Several proteins located in the apical complex have been implicated in the invasion process:
RAP-1 is secreted from the rhoptries of both B. bovis merozoites and sporozoites.
BbAMA-1 and BbTRAP are microneme proteins secreted by B. bovis merozoites.
BdSUB-1, a subtilisin-like serine protease stored in the dense granules, has been involved in the invasion of RBCs by B. divergens merozoites.
No direct relationship has been established between virulence factors and clinical manifestations.
WHAT’S THE EVIDENCE for specific management and treatment recommendations?
Herwaldt, BL, Linden, JV, Bosserman, E. “Transfusion-associated babesiosis in the United States: a description of cases”. Ann Intern Med. vol. 155. 2011. pp. 509
Jacoby, GA, Hunt, JV, Kosinski, KS. “Treatment of transfusion-transmitted babesiosis by exchange transfusion”. N Engl J Med. vol. 303. 1980. pp. 1098
Krause, PJ, Gewurz, BE, Hill, D. “Persistent and relapsing babesiosis in immunocompromised patients”. Clin Infect Dis. vol. 46. 2008. pp. 370
Krause, PJ, Lepore, T, Sikand, VK. “Atovaquone and azithromycin for the treatment of babesiosis”. N Engl J Med. vol. 343. 2000. pp. 1454
Spaete, J, Patrozou, E, Rich, JD, Sweeney, JD.. “Red cell exchange transfusion for babesiosis in Rhode Island”. J Clin Apheresis. vol. 24. 2009. pp. 97
Stowell, CP, Gelfand, JA, Shepard, JA, Kratz, A.. “Case records of the Massachusetts General Hospital.
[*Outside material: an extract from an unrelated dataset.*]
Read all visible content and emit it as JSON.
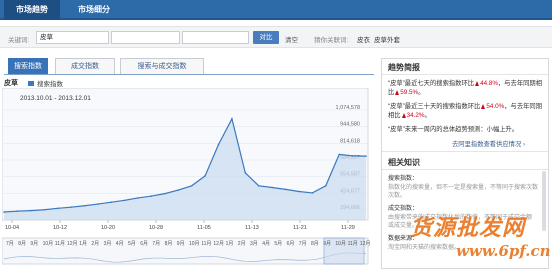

Case 17-2007. A 25-year-old woman with relapsing fevers and recent onset of dyspnea”. N Engl J Med. vol. 356. 2007. pp. 2313
Vannier, E, Krause, PJ.. “Human babesiosis”. N Engl J Med. vol. 366. 2012. pp. 2397
Vyas, JM, Telford, SR, Robbins, GK.. “Treatment of refractory infection with atovaquone-proguanil in an HIV-infected patient: case report”. Clin Infect Dis. vol. 45. 2007. pp. 1588
Weiss, LM, Wittner, M, Tanowitz, HB.. “The treatment of babesiosis”. N Engl J Med. vol. 344. 2001. pp. 773
Wittner, M, Rowin, KS, Tanowitz, HB. “Successful chemotherapy of transfusion babesiosis”. Ann Intern Med. vol. 96. 1982. pp. 601
Wormser, GP, Dattwyler, RJ, Shapiro, ED. “The clinical assessment, treatment, and prevention of Lyme disease, human granulocytic anaplasmosis, and babesiosis: clinical practice guidelines by the Infectious Diseases Society of America”. Clin Infect Dis. vol. 43. 2006. pp. 1089
Wormser, GP, Prasad, A, Neuhaus, E. “Emergence of resistance to azithromycin-atovaquone in immunocompromised patients with infection”. Clin Infect Dis. vol. 50. 2010. pp. 381
Copyright © 2017, 2013 Decision Support in Medicine, LLC. All rights reserved.
No sponsor or advertiser has participated in, approved or paid for the content provided by Decision Support in Medicine LLC. The Licensed Content is the property of and copyrighted by DSM.